Exercise aim ▸ Go through the entries and copy every line that has the string "true" in it.
*** Data for processing Section Begins ***
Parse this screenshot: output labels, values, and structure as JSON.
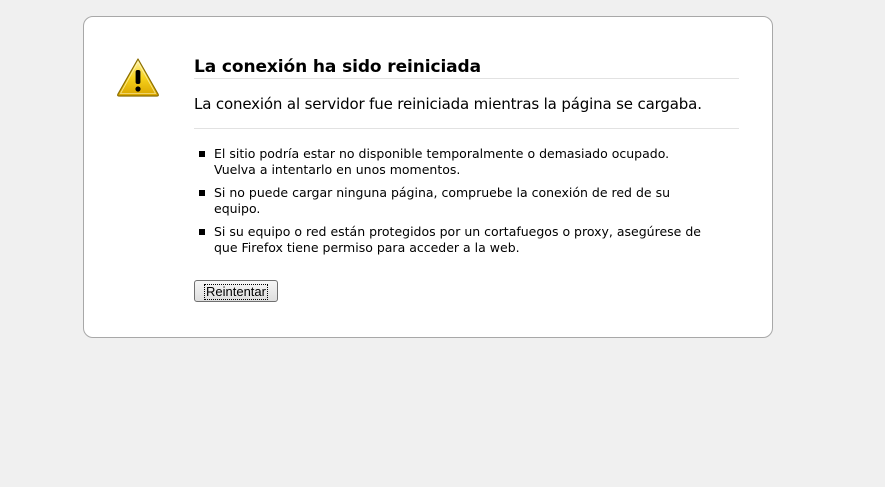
{
  "error": {
    "title": "La conexión ha sido reiniciada",
    "short_description": "La conexión al servidor fue reiniciada mientras la página se cargaba.",
    "items": [
      "El sitio podría estar no disponible temporalmente o demasiado ocupado. Vuelva a intentarlo en unos momentos.",
      "Si no puede cargar ninguna página, compruebe la conexión de red de su equipo.",
      "Si su equipo o red están protegidos por un cortafuegos o proxy, asegúrese de que Firefox tiene permiso para acceder a la web."
    ],
    "retry_label": "Reintentar",
    "icon": "warning-icon"
  },
  "colors": {
    "background": "#f0f0f0",
    "box": "#ffffff",
    "border": "#a8a8a8",
    "warning_yellow": "#f5c400"
  }
}
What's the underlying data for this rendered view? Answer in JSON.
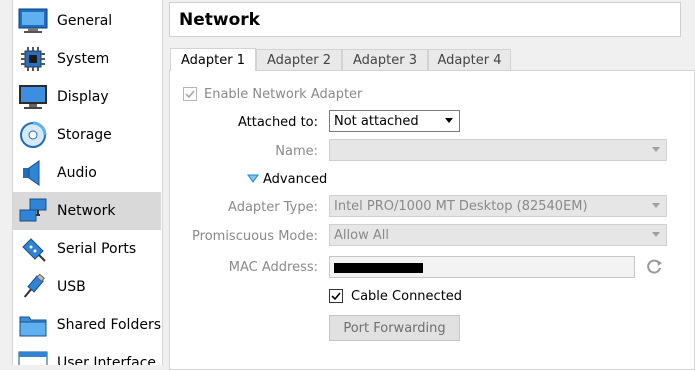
{
  "sidebar": {
    "items": [
      {
        "label": "General",
        "icon": "general-icon"
      },
      {
        "label": "System",
        "icon": "system-icon"
      },
      {
        "label": "Display",
        "icon": "display-icon"
      },
      {
        "label": "Storage",
        "icon": "storage-icon"
      },
      {
        "label": "Audio",
        "icon": "audio-icon"
      },
      {
        "label": "Network",
        "icon": "network-icon",
        "selected": true
      },
      {
        "label": "Serial Ports",
        "icon": "serial-ports-icon"
      },
      {
        "label": "USB",
        "icon": "usb-icon"
      },
      {
        "label": "Shared Folders",
        "icon": "shared-folders-icon"
      },
      {
        "label": "User Interface",
        "icon": "user-interface-icon"
      }
    ]
  },
  "header": {
    "title": "Network"
  },
  "tabs": [
    {
      "label": "Adapter 1",
      "active": true
    },
    {
      "label": "Adapter 2"
    },
    {
      "label": "Adapter 3"
    },
    {
      "label": "Adapter 4"
    }
  ],
  "adapter": {
    "enable_label": "Enable Network Adapter",
    "enable_checked": true,
    "attached_to_label": "Attached to:",
    "attached_to_value": "Not attached",
    "name_label": "Name:",
    "name_value": "",
    "advanced_label": "Advanced",
    "adapter_type_label": "Adapter Type:",
    "adapter_type_value": "Intel PRO/1000 MT Desktop (82540EM)",
    "promiscuous_label": "Promiscuous Mode:",
    "promiscuous_value": "Allow All",
    "mac_label": "MAC Address:",
    "cable_label": "Cable Connected",
    "cable_checked": true,
    "port_forwarding_label": "Port Forwarding"
  },
  "colors": {
    "accent": "#1e8ad6",
    "selected_bg": "#d9d9d9"
  }
}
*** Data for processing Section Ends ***
Response to the task ▸
        "selected": true
      "active": true
    "enable_checked": true,
    "cable_checked": true,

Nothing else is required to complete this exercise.